Segment Start: Extracted entries

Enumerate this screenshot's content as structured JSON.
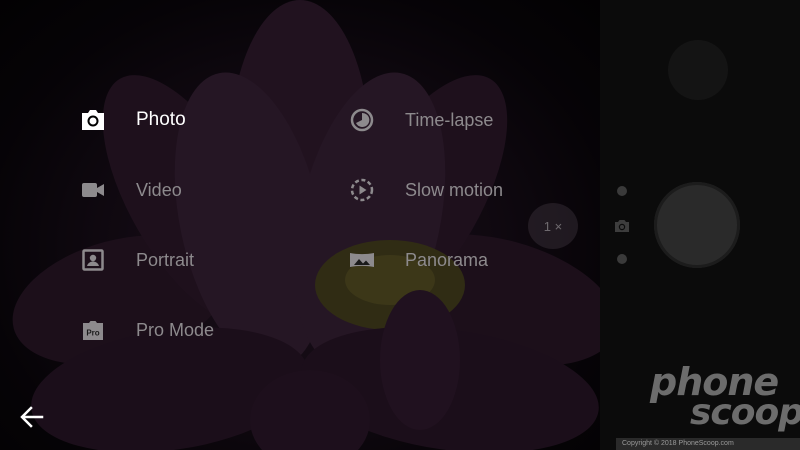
{
  "modes": {
    "photo": {
      "label": "Photo",
      "icon": "camera-icon",
      "selected": true
    },
    "video": {
      "label": "Video",
      "icon": "video-camera-icon"
    },
    "portrait": {
      "label": "Portrait",
      "icon": "portrait-icon"
    },
    "pro_mode": {
      "label": "Pro Mode",
      "icon": "pro-icon",
      "badge": "Pro"
    },
    "time_lapse": {
      "label": "Time-lapse",
      "icon": "time-lapse-icon"
    },
    "slow_motion": {
      "label": "Slow motion",
      "icon": "slow-motion-icon"
    },
    "panorama": {
      "label": "Panorama",
      "icon": "panorama-icon"
    }
  },
  "zoom": {
    "label": "1 ×"
  },
  "watermark": {
    "line1": "phone",
    "line2": "scoop",
    "copyright": "Copyright © 2018 PhoneScoop.com"
  },
  "colors": {
    "selected_text": "#ffffff",
    "unselected_text": "#8d8a8d",
    "panel_bg": "#0b0b0b"
  }
}
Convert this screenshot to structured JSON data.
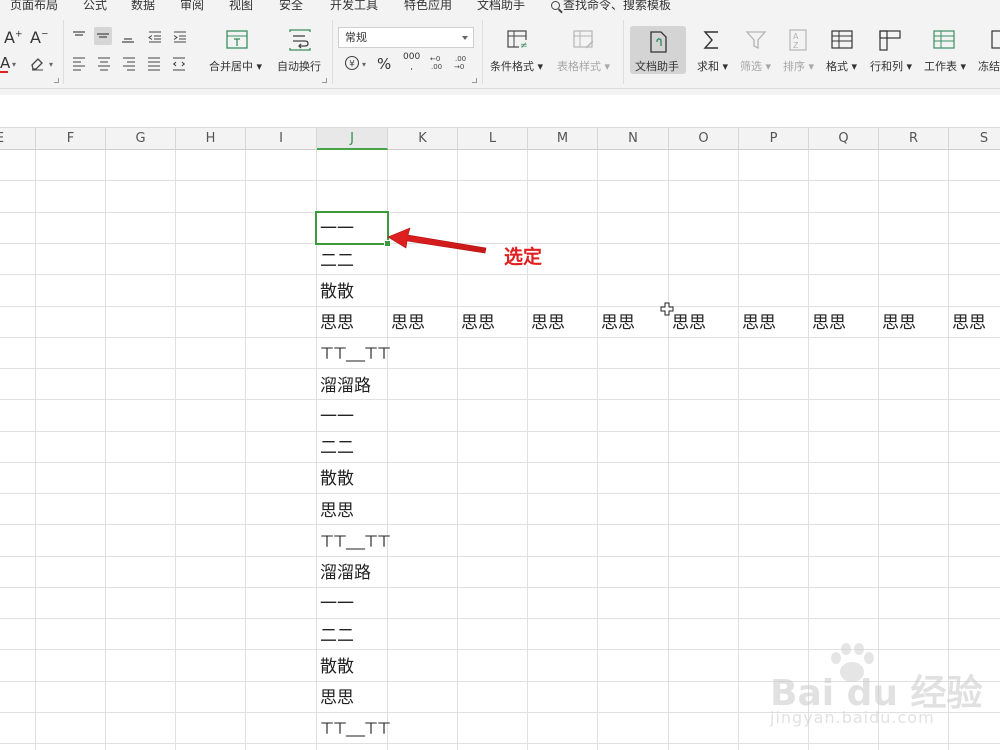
{
  "menu": {
    "tabs": [
      "页面布局",
      "公式",
      "数据",
      "审阅",
      "视图",
      "安全",
      "开发工具",
      "特色应用",
      "文档助手"
    ],
    "search_label": "查找命令、搜索模板"
  },
  "ribbon": {
    "font_grow": "A⁺",
    "font_shrink": "A⁻",
    "merge_center": "合并居中",
    "auto_wrap": "自动换行",
    "number_format": "常规",
    "percent": "%",
    "thousands": "000",
    "inc_decimal": "+0\n.00",
    "dec_decimal": ".00\n→0",
    "conditional_format": "条件格式",
    "table_style": "表格样式",
    "doc_helper": "文档助手",
    "sum": "求和",
    "filter": "筛选",
    "sort": "排序",
    "format": "格式",
    "rows_cols": "行和列",
    "worksheet": "工作表",
    "freeze": "冻结"
  },
  "sheet": {
    "columns": [
      "E",
      "F",
      "G",
      "H",
      "I",
      "J",
      "K",
      "L",
      "M",
      "N",
      "O",
      "P",
      "Q",
      "R",
      "S"
    ],
    "active_column": "J",
    "selected_cell_text": "一一",
    "column_j_values": [
      "一一",
      "二二",
      "散散",
      "思思",
      "ㄒㄒ___ㄒㄒ",
      "溜溜路",
      "一一",
      "二二",
      "散散",
      "思思",
      "ㄒㄒ___ㄒㄒ",
      "溜溜路",
      "一一",
      "二二",
      "散散",
      "思思",
      "ㄒㄒ___ㄒㄒ"
    ],
    "row_4_fill": [
      "思思",
      "思思",
      "思思",
      "思思",
      "思思",
      "思思",
      "思思",
      "思思",
      "思思"
    ]
  },
  "annotation": {
    "label": "选定",
    "color": "#e02020"
  },
  "watermark": {
    "brand": "Bai du 经验",
    "url": "jingyan.baidu.com"
  },
  "colors": {
    "selection": "#3c9a3c",
    "ribbon_bg": "#f3f3f3",
    "grid_line": "#e0e0e0"
  }
}
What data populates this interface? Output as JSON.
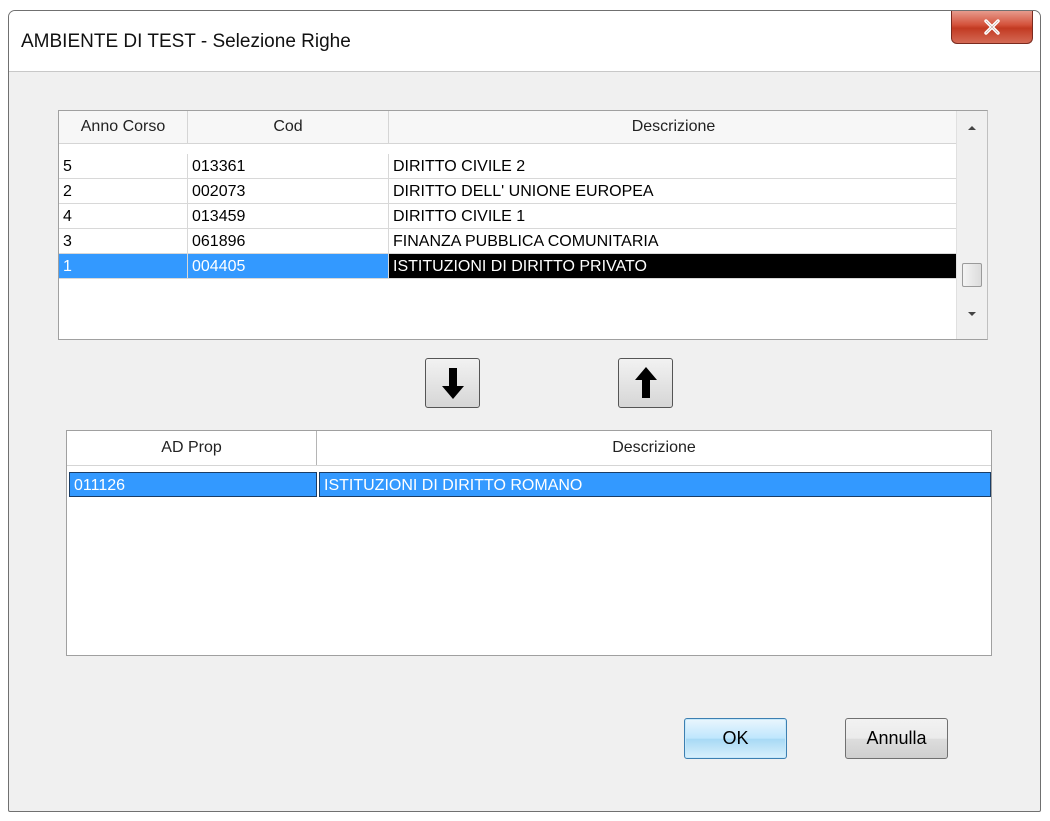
{
  "window": {
    "title": "AMBIENTE DI TEST - Selezione Righe",
    "close_label": "X"
  },
  "source_table": {
    "columns": [
      "Anno Corso",
      "Cod",
      "Descrizione"
    ],
    "rows": [
      {
        "anno": "5",
        "cod": "013361",
        "descr": "DIRITTO CIVILE 2"
      },
      {
        "anno": "2",
        "cod": "002073",
        "descr": "DIRITTO DELL' UNIONE EUROPEA"
      },
      {
        "anno": "4",
        "cod": "013459",
        "descr": "DIRITTO CIVILE 1"
      },
      {
        "anno": "3",
        "cod": "061896",
        "descr": "FINANZA PUBBLICA COMUNITARIA"
      },
      {
        "anno": "1",
        "cod": "004405",
        "descr": "ISTITUZIONI DI DIRITTO PRIVATO"
      }
    ],
    "selected_row_index": 4
  },
  "target_table": {
    "columns": [
      "AD Prop",
      "Descrizione"
    ],
    "rows": [
      {
        "ad_prop": "011126",
        "descr": "ISTITUZIONI DI DIRITTO ROMANO"
      }
    ],
    "selected_row_index": 0
  },
  "move_buttons": {
    "down_icon": "arrow-down-icon",
    "up_icon": "arrow-up-icon"
  },
  "buttons": {
    "ok": "OK",
    "cancel": "Annulla"
  },
  "colors": {
    "selection_blue": "#3399ff",
    "selection_black": "#000000",
    "close_red": "#c7402a"
  }
}
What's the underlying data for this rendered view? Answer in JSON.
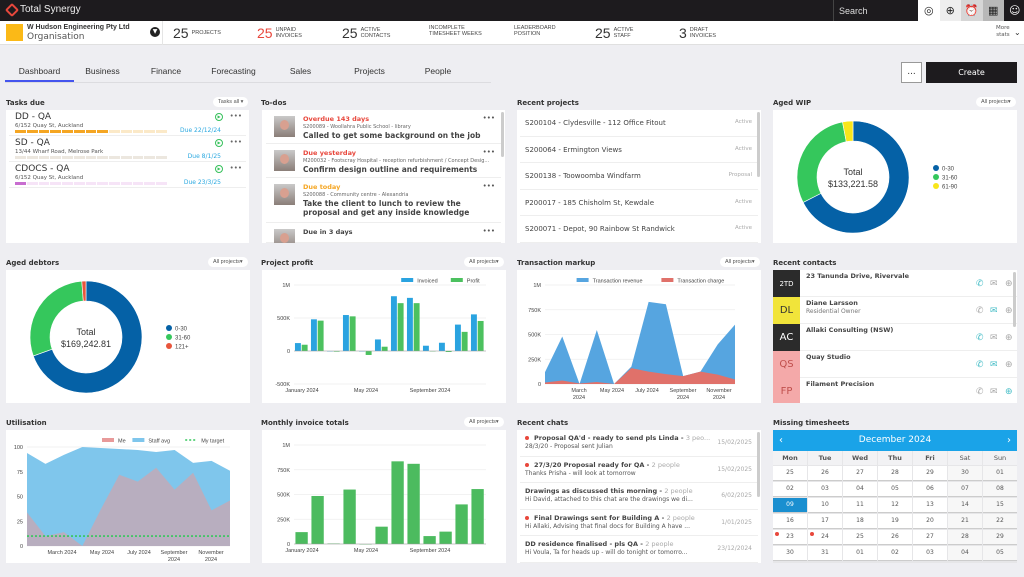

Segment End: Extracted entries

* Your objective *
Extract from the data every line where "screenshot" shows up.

* Result of this exercise *
Enumerate this screenshot's content as structured JSON.
Convert this screenshot to structured JSON data.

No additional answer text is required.